Book Review: The Path of Daggers by Robert Jordan
This is yet another good book in the Wheel of Time series. Being nearly in the middle of the series (book 8 of 14) means that it still plods along tidying up some plot lines and adding new complexities. The book itself is fine, but it feels incomplete by itself. You really need the prior and future books to really get at the story.
The plot section in this review will have some spoilers on the story up to this point. The characters are the same ones we've grown to love, though this book focused more on the women- Egwene, Elayne, Nyneave, and Aviendha feature prominently. Rand and Perrin do have viewpoints, though, and their plot lines advance too. As always, Rober Jordan features very strong women, a natural consequence of the world building. Hence, the women's thoughts can seem progressive and modern when placed in a middle-ages type world.
Spoilers in this section.
When I first read the Wheel of Time series, I went very fast going directly from one book to the next. Hence, I have a hard time remember which events took place in which book.
Last book (or was it two ago?), we saw the girls acquire the Bowl of Winds in Ebou Dar. In this book, we see them finally use it to fix the weather. This is the event depicted in the ebook cover, which is the version I used. We also see the assimilation of Illian into Rand's 'empire' after the battle with Sammael in the previous book, his attach against the Seanchan forces on Ebou Dar, and the attempt on his life by the Asha'man. A lot of pressure is on the Dragon Reborn to coalesce his forces and ready for the Last Battle, though that is still many books away. Perrin is a cool character, but I always felt his plot to be a bit dull (at least compared to Mat's and Rand's). I just don't care that much about the Prophet and Faile. It's impossible for me to recount here all the tiny, but significant, plot events that occur in books like these.
Part of the book focuses on the girls and some of the Aes Sedia, but we also switch to Perrin and Rand in their separate plot lines. Rand has started getting harder and harder, an ongoing process for the next few books, the consequences (and resolution) of which we learn in The Gathering Storm (Book 12). Egwene finally starts to get some respect, but she still has a ways to go.
One particularly thing I like in this series is that the character's style of speech is clearly distinct and heavily influenced by their country of origin. Very subtle changes in word order or in phrasing sentences go a long way to establish these patterns. The Illianer way of speech do be one of my favorites. Taraboners, they also possess a unique style, yes?
Setting / World Building
This is a Wheel of Time book, so the setting is already well established. We know the countries and how the magic system works. At this point in the series very little is being introduced, though we do get some more insight into the Warder bond and learn of the difficulties on learning second versions of weaves you are already familiar with. We also learn some interesting tidbits on Callandor and can see the gears moving in Rand's head about saidin and the most powerful sa'angreal.

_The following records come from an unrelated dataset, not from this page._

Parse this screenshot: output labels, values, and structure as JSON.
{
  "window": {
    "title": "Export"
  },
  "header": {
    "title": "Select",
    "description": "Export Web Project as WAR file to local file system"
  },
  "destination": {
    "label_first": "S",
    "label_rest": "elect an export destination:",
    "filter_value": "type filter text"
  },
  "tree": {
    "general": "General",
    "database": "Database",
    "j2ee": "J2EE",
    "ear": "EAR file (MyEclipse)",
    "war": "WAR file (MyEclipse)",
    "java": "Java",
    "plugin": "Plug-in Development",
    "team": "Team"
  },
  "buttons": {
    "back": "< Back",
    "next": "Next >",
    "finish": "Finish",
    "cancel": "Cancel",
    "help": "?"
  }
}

Another fine addition to the Wheel of Time series. It is not my favorite, but it does have some cool moments. It's very difficult to judge a book like this on it's own worth since it depends so much on the prior books and promises so much for books to come. I'll be continuing my reread, but with many other books between these.
Next up is a break from epic fantasy by reading Anathem by Neal Stephenson.